Problem
Write the data out again exactly, with every picture removed.

** Records shown follows **

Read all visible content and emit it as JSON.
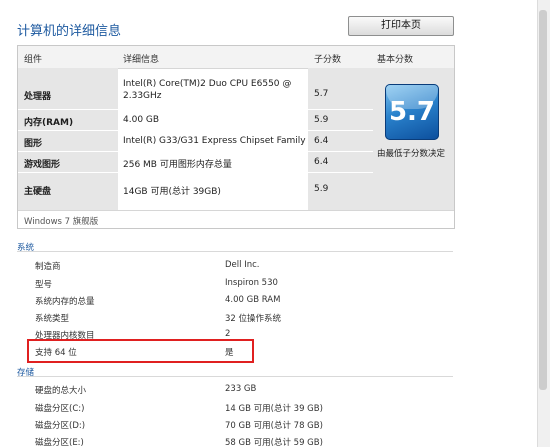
{
  "header": {
    "title": "计算机的详细信息",
    "print_label": "打印本页"
  },
  "score_table": {
    "columns": [
      "组件",
      "详细信息",
      "子分数",
      "基本分数"
    ],
    "rows": [
      {
        "component": "处理器",
        "details_1": "Intel(R) Core(TM)2 Duo CPU E6550 @",
        "details_2": "2.33GHz",
        "subscore": "5.7"
      },
      {
        "component": "内存(RAM)",
        "details_1": "4.00 GB",
        "details_2": "",
        "subscore": "5.9"
      },
      {
        "component": "图形",
        "details_1": "Intel(R) G33/G31 Express Chipset Family",
        "details_2": "",
        "subscore": "6.4"
      },
      {
        "component": "游戏图形",
        "details_1": "256 MB 可用图形内存总量",
        "details_2": "",
        "subscore": "6.4"
      },
      {
        "component": "主硬盘",
        "details_1": "14GB 可用(总计 39GB)",
        "details_2": "",
        "subscore": "5.9"
      }
    ],
    "base_score": "5.7",
    "base_note": "由最低子分数决定",
    "edition": "Windows 7 旗舰版"
  },
  "system": {
    "label": "系统",
    "items": [
      {
        "key": "制造商",
        "value": "Dell Inc."
      },
      {
        "key": "型号",
        "value": "Inspiron 530"
      },
      {
        "key": "系统内存的总量",
        "value": "4.00 GB RAM"
      },
      {
        "key": "系统类型",
        "value": "32 位操作系统"
      },
      {
        "key": "处理器内核数目",
        "value": "2"
      },
      {
        "key": "支持 64 位",
        "value": "是"
      }
    ]
  },
  "storage": {
    "label": "存储",
    "items": [
      {
        "key": "硬盘的总大小",
        "value": "233 GB"
      },
      {
        "key": "磁盘分区(C:)",
        "value": "14 GB 可用(总计 39 GB)"
      },
      {
        "key": "磁盘分区(D:)",
        "value": "70 GB 可用(总计 78 GB)"
      },
      {
        "key": "磁盘分区(E:)",
        "value": "58 GB 可用(总计 59 GB)"
      }
    ]
  },
  "colors": {
    "accent": "#1e5aa0",
    "highlight": "#e02020"
  }
}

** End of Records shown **

Answer for the task
Read all visible content and emit it as JSON.
{
  "header": {
    "title": "计算机的详细信息",
    "print_label": "打印本页"
  },
  "score_table": {
    "columns": [
      "组件",
      "详细信息",
      "子分数",
      "基本分数"
    ],
    "rows": [
      {
        "component": "处理器",
        "details_1": "Intel(R) Core(TM)2 Duo CPU E6550 @",
        "details_2": "2.33GHz",
        "subscore": "5.7"
      },
      {
        "component": "内存(RAM)",
        "details_1": "4.00 GB",
        "details_2": "",
        "subscore": "5.9"
      },
      {
        "component": "图形",
        "details_1": "Intel(R) G33/G31 Express Chipset Family",
        "details_2": "",
        "subscore": "6.4"
      },
      {
        "component": "游戏图形",
        "details_1": "256 MB 可用图形内存总量",
        "details_2": "",
        "subscore": "6.4"
      },
      {
        "component": "主硬盘",
        "details_1": "14GB 可用(总计 39GB)",
        "details_2": "",
        "subscore": "5.9"
      }
    ],
    "base_score": "5.7",
    "base_note": "由最低子分数决定",
    "edition": "Windows 7 旗舰版"
  },
  "system": {
    "label": "系统",
    "items": [
      {
        "key": "制造商",
        "value": "Dell Inc."
      },
      {
        "key": "型号",
        "value": "Inspiron 530"
      },
      {
        "key": "系统内存的总量",
        "value": "4.00 GB RAM"
      },
      {
        "key": "系统类型",
        "value": "32 位操作系统"
      },
      {
        "key": "处理器内核数目",
        "value": "2"
      },
      {
        "key": "支持 64 位",
        "value": "是"
      }
    ]
  },
  "storage": {
    "label": "存储",
    "items": [
      {
        "key": "硬盘的总大小",
        "value": "233 GB"
      },
      {
        "key": "磁盘分区(C:)",
        "value": "14 GB 可用(总计 39 GB)"
      },
      {
        "key": "磁盘分区(D:)",
        "value": "70 GB 可用(总计 78 GB)"
      },
      {
        "key": "磁盘分区(E:)",
        "value": "58 GB 可用(总计 59 GB)"
      }
    ]
  },
  "colors": {
    "accent": "#1e5aa0",
    "highlight": "#e02020"
  }
}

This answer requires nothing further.